• **What to do**
This task calls for copying every line of the records that includes the word "Forwarding".

[Start of section]

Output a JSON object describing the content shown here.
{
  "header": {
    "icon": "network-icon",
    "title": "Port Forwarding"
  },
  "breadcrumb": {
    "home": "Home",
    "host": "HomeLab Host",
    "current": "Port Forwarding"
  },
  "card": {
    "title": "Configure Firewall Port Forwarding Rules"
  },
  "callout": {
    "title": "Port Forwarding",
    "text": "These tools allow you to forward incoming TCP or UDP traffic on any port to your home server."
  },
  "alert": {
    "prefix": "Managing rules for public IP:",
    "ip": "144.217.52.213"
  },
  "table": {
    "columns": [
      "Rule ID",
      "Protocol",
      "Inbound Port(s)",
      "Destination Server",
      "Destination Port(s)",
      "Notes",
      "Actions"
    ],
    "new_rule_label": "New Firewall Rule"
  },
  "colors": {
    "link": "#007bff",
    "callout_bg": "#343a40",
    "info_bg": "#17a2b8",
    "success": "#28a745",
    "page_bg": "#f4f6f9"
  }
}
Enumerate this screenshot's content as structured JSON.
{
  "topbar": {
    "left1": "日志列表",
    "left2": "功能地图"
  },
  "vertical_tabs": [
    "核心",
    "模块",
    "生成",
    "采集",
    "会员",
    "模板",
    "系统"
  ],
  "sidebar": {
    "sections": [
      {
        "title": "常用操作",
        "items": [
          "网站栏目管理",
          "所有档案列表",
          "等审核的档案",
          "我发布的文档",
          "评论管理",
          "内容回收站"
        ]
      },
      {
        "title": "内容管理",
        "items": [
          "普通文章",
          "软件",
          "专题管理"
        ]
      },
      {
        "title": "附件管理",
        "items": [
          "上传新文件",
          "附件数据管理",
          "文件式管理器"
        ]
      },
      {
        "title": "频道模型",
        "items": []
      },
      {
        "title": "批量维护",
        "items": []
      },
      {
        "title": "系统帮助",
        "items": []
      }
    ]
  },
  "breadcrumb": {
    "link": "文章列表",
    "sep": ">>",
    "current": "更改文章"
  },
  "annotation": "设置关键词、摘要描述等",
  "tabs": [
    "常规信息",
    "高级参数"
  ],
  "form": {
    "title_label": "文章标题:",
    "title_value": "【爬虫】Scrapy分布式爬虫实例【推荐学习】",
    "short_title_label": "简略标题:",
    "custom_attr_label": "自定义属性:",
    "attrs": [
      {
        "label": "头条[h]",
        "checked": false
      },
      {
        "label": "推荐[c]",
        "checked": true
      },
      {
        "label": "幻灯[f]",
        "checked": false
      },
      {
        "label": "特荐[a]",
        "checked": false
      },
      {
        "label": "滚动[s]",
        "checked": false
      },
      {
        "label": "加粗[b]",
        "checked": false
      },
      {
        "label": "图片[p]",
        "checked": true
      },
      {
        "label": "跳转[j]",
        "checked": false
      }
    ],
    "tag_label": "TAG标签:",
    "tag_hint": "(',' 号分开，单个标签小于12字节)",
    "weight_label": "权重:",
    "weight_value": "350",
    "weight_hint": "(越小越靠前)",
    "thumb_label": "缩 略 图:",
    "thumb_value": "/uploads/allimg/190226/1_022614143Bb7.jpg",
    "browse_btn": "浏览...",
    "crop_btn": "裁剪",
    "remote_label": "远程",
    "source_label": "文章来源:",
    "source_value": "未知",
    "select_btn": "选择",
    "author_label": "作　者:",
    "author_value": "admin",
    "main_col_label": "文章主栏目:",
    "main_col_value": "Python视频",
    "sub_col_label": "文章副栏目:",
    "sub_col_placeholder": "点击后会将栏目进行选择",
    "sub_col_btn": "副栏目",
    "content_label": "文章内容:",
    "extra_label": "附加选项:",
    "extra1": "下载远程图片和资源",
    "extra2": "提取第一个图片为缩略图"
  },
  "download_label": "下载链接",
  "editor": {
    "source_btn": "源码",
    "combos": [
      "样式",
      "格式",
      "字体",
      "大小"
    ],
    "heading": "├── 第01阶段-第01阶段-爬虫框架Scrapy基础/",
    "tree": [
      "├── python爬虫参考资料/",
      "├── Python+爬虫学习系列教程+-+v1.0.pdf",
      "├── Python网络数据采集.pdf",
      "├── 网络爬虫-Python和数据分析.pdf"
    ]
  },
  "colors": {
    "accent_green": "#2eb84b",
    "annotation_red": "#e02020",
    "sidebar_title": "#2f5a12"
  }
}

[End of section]

• **Output**
    "title": "Port Forwarding"
    "current": "Port Forwarding"
    "title": "Configure Firewall Port Forwarding Rules"
    "title": "Port Forwarding",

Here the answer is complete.